In an interview with Argentina’s daily 'Ambito Financiero', Nobel Economics laureate Joseph Stiglitz considered the Argentine government’s move to reopen the debt swap and replace the Bank of New York Mellon with local Banco Nacion as trustee a “good call” saying the reopening would not be mandatory, “voluntarily” inviting bondholders to join the strategy.
“From an economic point of view, it is what I would have recommended. If I have an asset and want to voluntarily change it for another asset, I don’t see why not. It is the basis of the economy,” Stiglitz explained as he questioned the position by US District Court Judge Thomas Griesa in the legal dispute.
“From a global perspective, it is not possible to understand why a magistrate gets to have the right to judge about any bond in the world. Extraterritoriality should be inacceptable,” the university professor at the Columbia Business School said.

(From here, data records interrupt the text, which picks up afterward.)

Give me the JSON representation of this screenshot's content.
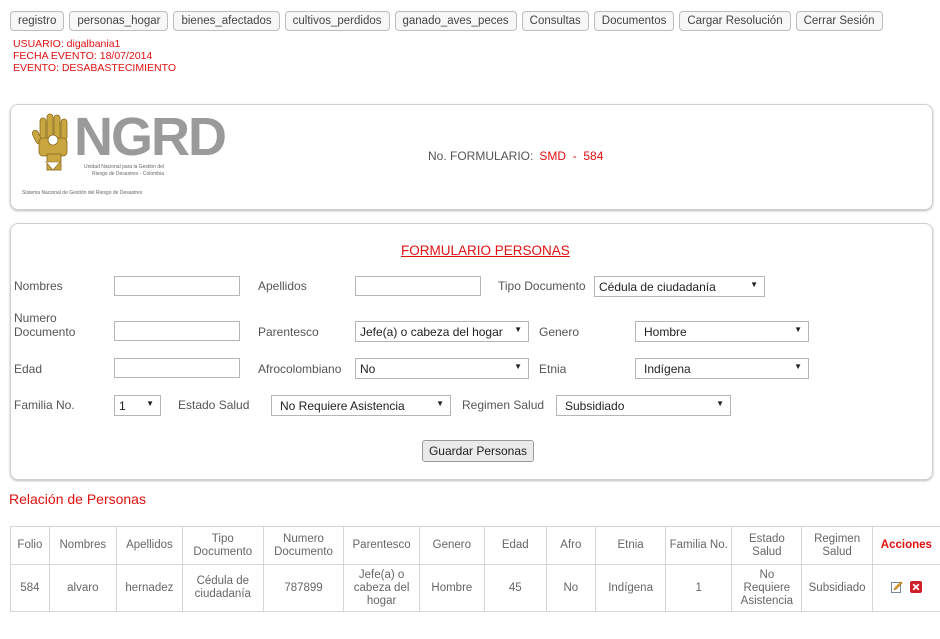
{
  "nav": {
    "tabs": [
      "registro",
      "personas_hogar",
      "bienes_afectados",
      "cultivos_perdidos",
      "ganado_aves_peces",
      "Consultas",
      "Documentos",
      "Cargar Resolución",
      "Cerrar Sesión"
    ]
  },
  "user": {
    "usuario": "USUARIO: digalbania1",
    "fecha": "FECHA EVENTO: 18/07/2014",
    "evento": "EVENTO: DESABASTECIMIENTO"
  },
  "header": {
    "logo_text": "NGRD",
    "logo_line1": "Unidad Nacional para la Gestión del",
    "logo_line2": "Riesgo de Desastres - Colombia",
    "logo_line3": "Sistema Nacional de Gestión del Riesgo de Desastres",
    "formulario_label": "No. FORMULARIO:",
    "formulario_value": "SMD  -  584"
  },
  "form": {
    "title": "FORMULARIO PERSONAS",
    "labels": {
      "nombres": "Nombres",
      "apellidos": "Apellidos",
      "tipo_documento": "Tipo Documento",
      "numero_documento_1": "Numero",
      "numero_documento_2": "Documento",
      "parentesco": "Parentesco",
      "genero": "Genero",
      "edad": "Edad",
      "afrocolombiano": "Afrocolombiano",
      "etnia": "Etnia",
      "familia": "Familia No.",
      "estado_salud": "Estado Salud",
      "regimen_salud": "Regimen Salud"
    },
    "values": {
      "tipo_documento": "Cédula de ciudadanía",
      "parentesco": "Jefe(a) o cabeza del hogar",
      "genero": "Hombre",
      "afrocolombiano": "No",
      "etnia": "Indígena",
      "familia": "1",
      "estado_salud": "No Requiere Asistencia",
      "regimen_salud": "Subsidiado"
    },
    "save_label": "Guardar Personas"
  },
  "relacion": {
    "title": "Relación de Personas",
    "headers": [
      "Folio",
      "Nombres",
      "Apellidos",
      "Tipo Documento",
      "Numero Documento",
      "Parentesco",
      "Genero",
      "Edad",
      "Afro",
      "Etnia",
      "Familia No.",
      "Estado Salud",
      "Regimen Salud",
      "Acciones"
    ],
    "rows": [
      [
        "584",
        "alvaro",
        "hernadez",
        "Cédula de ciudadanía",
        "787899",
        "Jefe(a) o cabeza del hogar",
        "Hombre",
        "45",
        "No",
        "Indígena",
        "1",
        "No Requiere Asistencia",
        "Subsidiado"
      ]
    ]
  },
  "colors": {
    "accent_red": "#e01010",
    "logo_gold": "#a0822a",
    "logo_gray": "#9a9a9a"
  },
  "icons": {
    "edit": "edit-icon",
    "delete": "delete-icon"
  }
}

Queried about the economic consequences changing the payment jurisdiction would involve, the also co-chair of Columbia University's Committee on Global Thought explained that debt restructurings are “in general” followed by a “rapid” return to international markets.
“In general, after a restructuring such as Russia’s or Greece’s, it is possible to go back to international markets in a rapid way, generally in two years,” Stiglitz affirmed.

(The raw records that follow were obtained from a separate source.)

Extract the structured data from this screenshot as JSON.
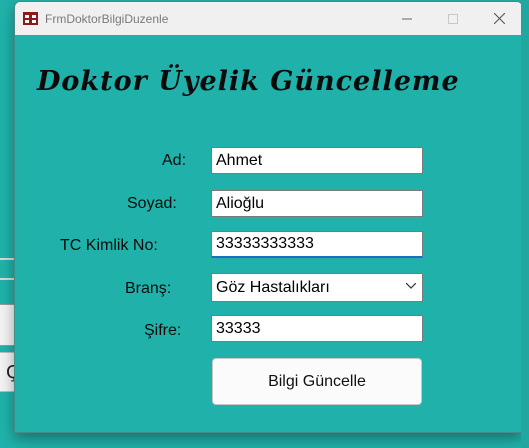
{
  "window": {
    "title": "FrmDoktorBilgiDuzenle",
    "icon": "app-form-icon"
  },
  "heading": "Doktor Üyelik Güncelleme",
  "form": {
    "ad_label": "Ad:",
    "ad_value": "Ahmet",
    "soyad_label": "Soyad:",
    "soyad_value": "Alioğlu",
    "tc_label": "TC Kimlik No:",
    "tc_value": "33333333333",
    "brans_label": "Branş:",
    "brans_value": "Göz Hastalıkları",
    "sifre_label": "Şifre:",
    "sifre_value": "33333",
    "submit_label": "Bilgi Güncelle"
  },
  "background": {
    "chip_text": "Ç"
  },
  "colors": {
    "form_background": "#20b2aa",
    "titlebar": "#f0f0f0",
    "focus_accent": "#1d6fbf"
  }
}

The Nobel prize added that the Argentine government’s new debt strategy “will not cause adverse effects for the country” in terms of financing in global markets.
“Argentina has proved over the past years will and capacity of payment,” the economist assured as he renewed his call for a global organization in charge of setting clear rules in country’s restructuring processes.
“Problem is what happens meanwhile. There is huge consensus among experts it (a global organization) must exist, even more after cases like this one. of Argentina”.